There are sporadic records in early Vedas, such as the record of thirteen months in Rigveda.
The Sanskrit of partridge divides a year into six seasons: spring, heat, rain, autumn, cold and winter.
Another method is to divide a year into three seasons: winter, summer and rain.
According to the Sanskrit of aidaro, a year is 360 days, twelve months, and a month is 30 days.
But in fact, the moon runs less than 30 days a week, so some months are actually less than 30 days.
Indians call it a date of disappearance.
About five dates disappear in a year, but it is still customarily called 360 days a year.
There are many other calendar systems in ancient India, which are very inconsistent with each other.
The difference between the expected end month and the new end month in the Indian calendar.
The final moon is a month from the full moon to the next full moon: the new moon is a month from the new moon to the next new moon.
The two calendars coexist, and the former is more popular.
The name of Indian month is named after the star where the moon is full.
The length of the year is determined by observing the sunrise of the star.
Vedic branch excerpts – astronomy has invented to adjust the relationship between year, month and day with harmonic period.
A cycle of five years, 1.
830 days and 62 new moons.
There are two leap months in a cycle.
A new moon is 29516 days, and a year is 366 days.
This crude calendar was used until about the first century A.D. Sakyamuni, the founder of Buddhism, whose original name was Gautama Siddhartha, was the founder of Buddhism.
His mother, Queen moye, was pregnant when she was nearly fifty.
According to Indian custom, she should go back to her mother’s house to give birth.
As a result, she passed through Lumbini and gave birth to Gautama Siddhartha while enjoying the cool under the tree.
Seven days after the birth of Gautama Siddhartha, his mother died, and his father king Jingfan handed Sakyamuni over to Princess mahapokoboti, Queen moye’s sister, who took good care of him.
Gave meticulous care.
At the age of 16, he married the princess of the city of Kali, yelundara, and later had a son, Rahula.
At the age of 29, he gave up the comfortable life in the palace and went out to seek Tao.
At first, Sakyamuni asked some famous Brahman scholars for advice.
Later, according to them, he became an ascetic monk and practiced hard for six years.
Due to overwork and malnutrition, he even fainted to the ground.
When he woke up, he realized that hard practice could not bring any results.
He walked slowly into the nerian Chan River, washed the accumulated dirt on his body for many years with the river, and then ate the milk porridge given to him by the shepherd girl shansheng, until his physical strength recovered.
He left the nerian Chan River and prepared to go to bornanas.
On the way, Sakyamuni came to a place called Gaye, where he lookedTo a bodhi tree.

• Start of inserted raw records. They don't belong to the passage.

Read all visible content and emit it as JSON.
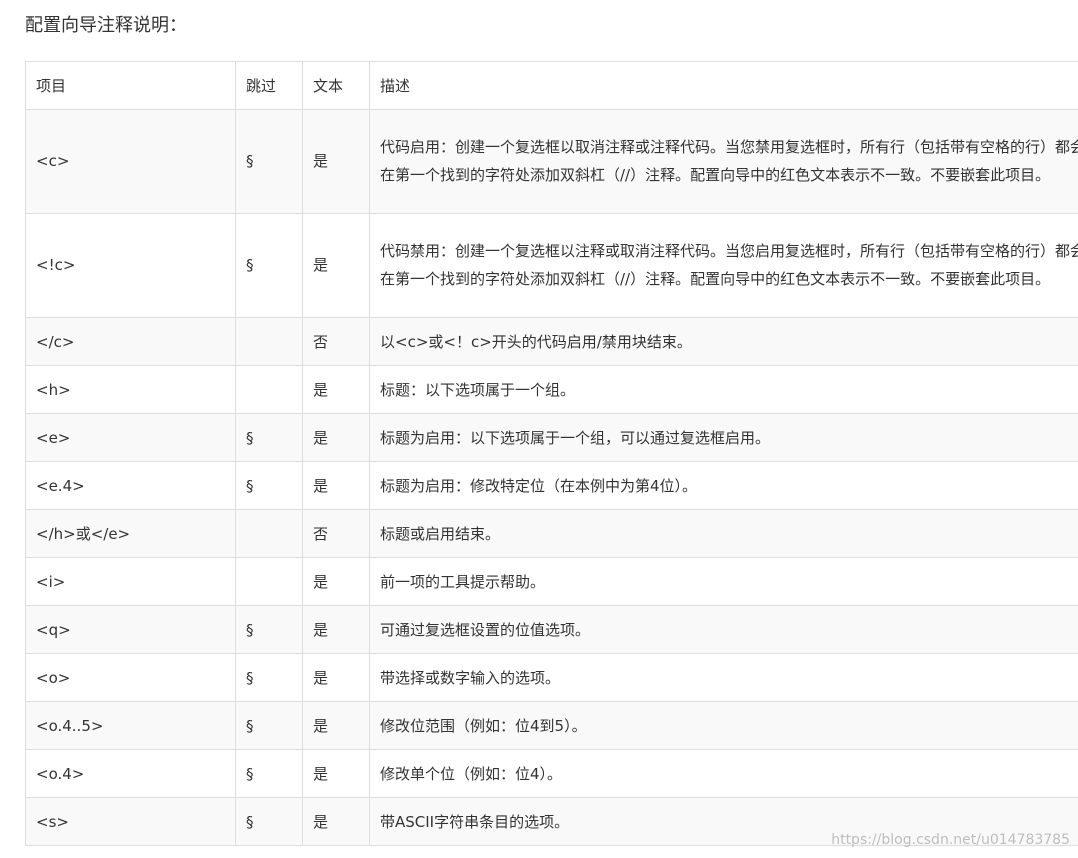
{
  "heading": "配置向导注释说明：",
  "columns": [
    "项目",
    "跳过",
    "文本",
    "描述"
  ],
  "rows": [
    {
      "item": "<c>",
      "skip": "§",
      "text": "是",
      "desc": "代码启用：创建一个复选框以取消注释或注释代码。当您禁用复选框时，所有行（包括带有空格的行）都会在第一个找到的字符处添加双斜杠（//）注释。配置向导中的红色文本表示不一致。不要嵌套此项目。"
    },
    {
      "item": "<!c>",
      "skip": "§",
      "text": "是",
      "desc": "代码禁用：创建一个复选框以注释或取消注释代码。当您启用复选框时，所有行（包括带有空格的行）都会在第一个找到的字符处添加双斜杠（//）注释。配置向导中的红色文本表示不一致。不要嵌套此项目。"
    },
    {
      "item": "</c>",
      "skip": "",
      "text": "否",
      "desc": "以<c>或<！c>开头的代码启用/禁用块结束。"
    },
    {
      "item": "<h>",
      "skip": "",
      "text": "是",
      "desc": "标题：以下选项属于一个组。"
    },
    {
      "item": "<e>",
      "skip": "§",
      "text": "是",
      "desc": "标题为启用：以下选项属于一个组，可以通过复选框启用。"
    },
    {
      "item": "<e.4>",
      "skip": "§",
      "text": "是",
      "desc": "标题为启用：修改特定位（在本例中为第4位）。"
    },
    {
      "item": "</h>或</e>",
      "skip": "",
      "text": "否",
      "desc": "标题或启用结束。"
    },
    {
      "item": "<i>",
      "skip": "",
      "text": "是",
      "desc": "前一项的工具提示帮助。"
    },
    {
      "item": "<q>",
      "skip": "§",
      "text": "是",
      "desc": "可通过复选框设置的位值选项。"
    },
    {
      "item": "<o>",
      "skip": "§",
      "text": "是",
      "desc": "带选择或数字输入的选项。"
    },
    {
      "item": "<o.4..5>",
      "skip": "§",
      "text": "是",
      "desc": "修改位范围（例如：位4到5）。"
    },
    {
      "item": "<o.4>",
      "skip": "§",
      "text": "是",
      "desc": "修改单个位（例如：位4）。"
    },
    {
      "item": "<s>",
      "skip": "§",
      "text": "是",
      "desc": "带ASCII字符串条目的选项。"
    }
  ],
  "watermark": "https://blog.csdn.net/u014783785"
}
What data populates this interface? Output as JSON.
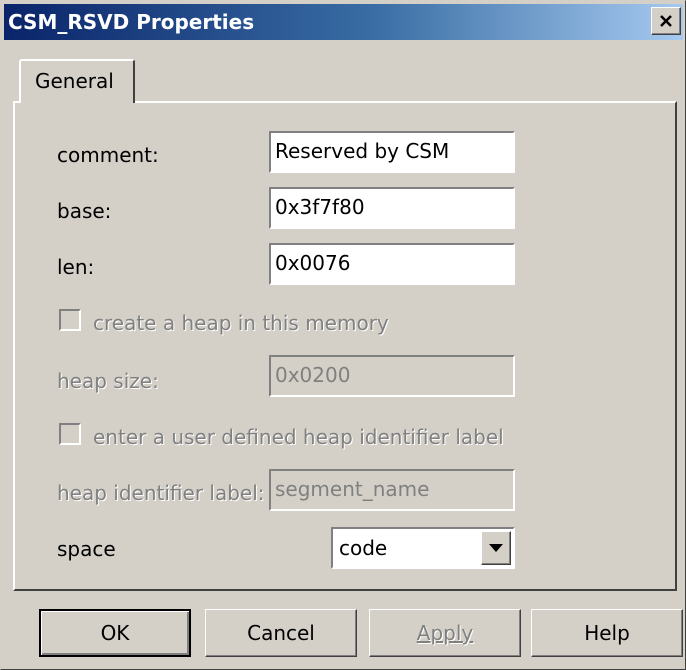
{
  "window": {
    "title": "CSM_RSVD Properties"
  },
  "tabs": [
    {
      "label": "General",
      "active": true
    }
  ],
  "form": {
    "comment": {
      "label": "comment:",
      "value": "Reserved by CSM"
    },
    "base": {
      "label": "base:",
      "value": "0x3f7f80"
    },
    "len": {
      "label": "len:",
      "value": "0x0076"
    },
    "create_heap": {
      "label": "create a heap in this memory",
      "checked": false,
      "enabled": false
    },
    "heap_size": {
      "label": "heap size:",
      "value": "0x0200",
      "enabled": false
    },
    "user_heap_label": {
      "label": "enter a user defined heap identifier label",
      "checked": false,
      "enabled": false
    },
    "heap_identifier": {
      "label": "heap identifier label:",
      "value": "segment_name",
      "enabled": false
    },
    "space": {
      "label": "space",
      "value": "code"
    }
  },
  "buttons": {
    "ok": "OK",
    "cancel": "Cancel",
    "apply": "Apply",
    "help": "Help"
  },
  "icons": {
    "close": "close-icon",
    "dropdown": "dropdown-arrow-icon"
  },
  "colors": {
    "titlebar_start": "#0a246a",
    "titlebar_end": "#a6caf0",
    "dialog_bg": "#d4d0c8",
    "disabled_text": "#808080"
  }
}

So he sat under the tree to meditate, hoping to get the ultimate way to relieve the suffering of life, and vowed to “not get Buddhism and Taoism, not afford this seat”.
After 49 days of meditation, he finally realized and founded the basic teachings of Buddhism.

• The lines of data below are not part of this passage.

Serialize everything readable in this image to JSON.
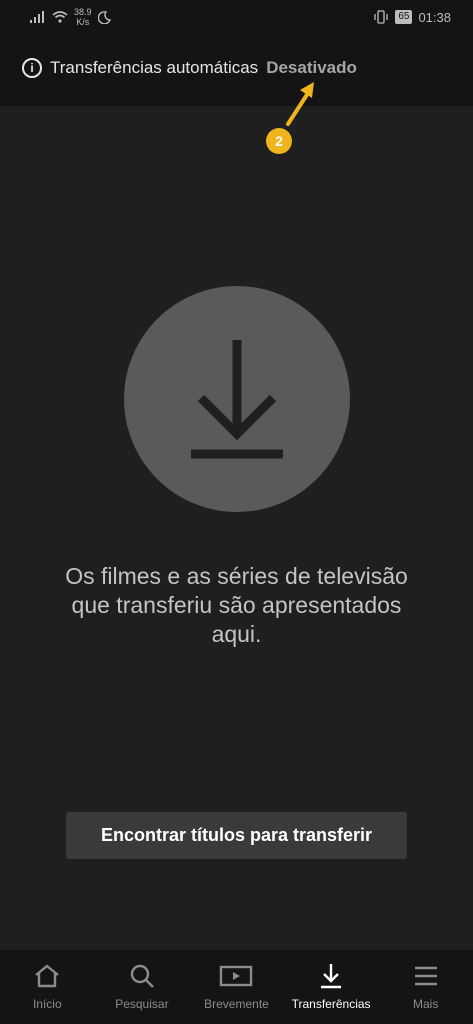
{
  "status_bar": {
    "speed_value": "38.9",
    "speed_unit": "K/s",
    "battery": "65",
    "time": "01:38"
  },
  "header": {
    "auto_label": "Transferências automáticas",
    "auto_status": "Desativado"
  },
  "annotation": {
    "number": "2",
    "color": "#f0b41c"
  },
  "main": {
    "empty_line1": "Os filmes e as séries de televisão",
    "empty_line2": "que transferiu são apresentados",
    "empty_line3": "aqui.",
    "find_button": "Encontrar títulos para transferir"
  },
  "nav": {
    "items": [
      {
        "label": "Início",
        "icon": "home-icon"
      },
      {
        "label": "Pesquisar",
        "icon": "search-icon"
      },
      {
        "label": "Brevemente",
        "icon": "play-icon"
      },
      {
        "label": "Transferências",
        "icon": "download-icon",
        "active": true
      },
      {
        "label": "Mais",
        "icon": "menu-icon"
      }
    ]
  },
  "colors": {
    "background": "#1f1f1f",
    "bars": "#141414",
    "circle": "#5a5a5a",
    "button": "#3a3a3a"
  }
}
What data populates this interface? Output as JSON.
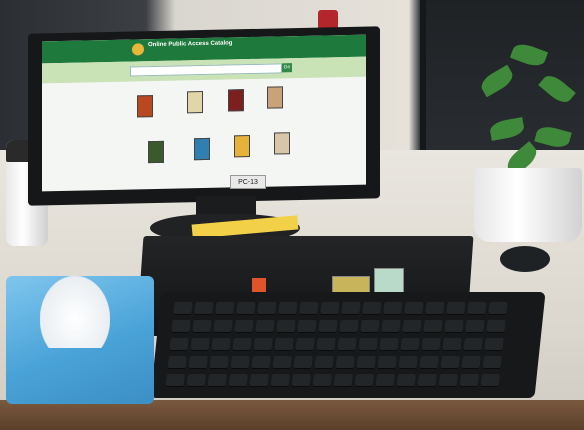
{
  "opac": {
    "site_title": "Online Public Access Catalog",
    "search_button": "Go",
    "sections": [
      {
        "books": [
          {
            "color": "#b9471f"
          },
          {
            "color": "#e1d6a8"
          },
          {
            "color": "#7b1f1f"
          },
          {
            "color": "#c9a27a"
          }
        ]
      },
      {
        "books": [
          {
            "color": "#3a5a2e"
          },
          {
            "color": "#2f7fb0"
          },
          {
            "color": "#e6b23b"
          },
          {
            "color": "#d8c6a8"
          }
        ]
      }
    ]
  },
  "monitor": {
    "tag": "PC-13"
  },
  "colors": {
    "header_green": "#1e7a3c",
    "search_band": "#c9e2b6",
    "tissue_blue": "#4aa3d8",
    "pc_accent_orange": "#e0542a"
  }
}
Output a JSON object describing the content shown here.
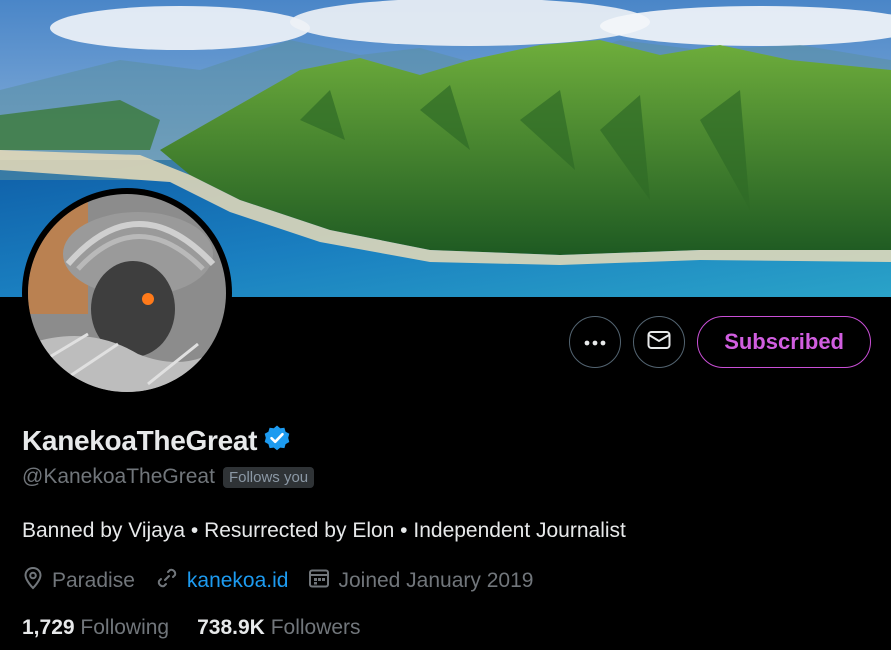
{
  "profile": {
    "display_name": "KanekoaTheGreat",
    "handle": "@KanekoaTheGreat",
    "follows_you": "Follows you",
    "bio": "Banned by Vijaya • Resurrected by Elon • Independent Journalist",
    "location": "Paradise",
    "website": "kanekoa.id",
    "joined": "Joined January 2019",
    "following_count": "1,729",
    "following_label": "Following",
    "followers_count": "738.9K",
    "followers_label": "Followers"
  },
  "actions": {
    "more_icon": "ellipsis-icon",
    "message_icon": "mail-icon",
    "subscribe_label": "Subscribed"
  },
  "colors": {
    "accent_subscribe": "#d15ee0",
    "link": "#1d9bf0",
    "verified": "#1d9bf0",
    "muted": "#71767b"
  }
}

The basic doctrine of Buddhism Sakyamuni’s thinking under the bodhi tree constitutes the most basic doctrine of Buddhism with the theory of four truths as the core.
The four truths, namely, the four truths of bitter truths (all life is bitter), gathering truths (the cause of suffering), eliminating truths (fully understanding the cause of suffering and reaching the state of “Nirvana”) and Tao truths (the way to achieve “Nirvana” through cultivation).
People eventually become Arhats (meaning “not born”) through practice, confusion and nirvana, and no longer fall into the reincarnation of human life.
In addition, Buddhism requires its disciples to abide by the “five commandments” for life: no killing, no stealing, no prostitution, no nonsense and no drinking.
Men who practice at home are called “bhikkhu” and women are called “Bhikkhuni”.
They must shave their hair and wear monk robes to completely separate from their family life: men who practice at home are called “wubosoka” and women are called “wubosoka”.
Monks form a community called “Sangha”.
Those who join the club can only live by giving alms and cannot own private property.
Every Buddhist has the obligation to preach.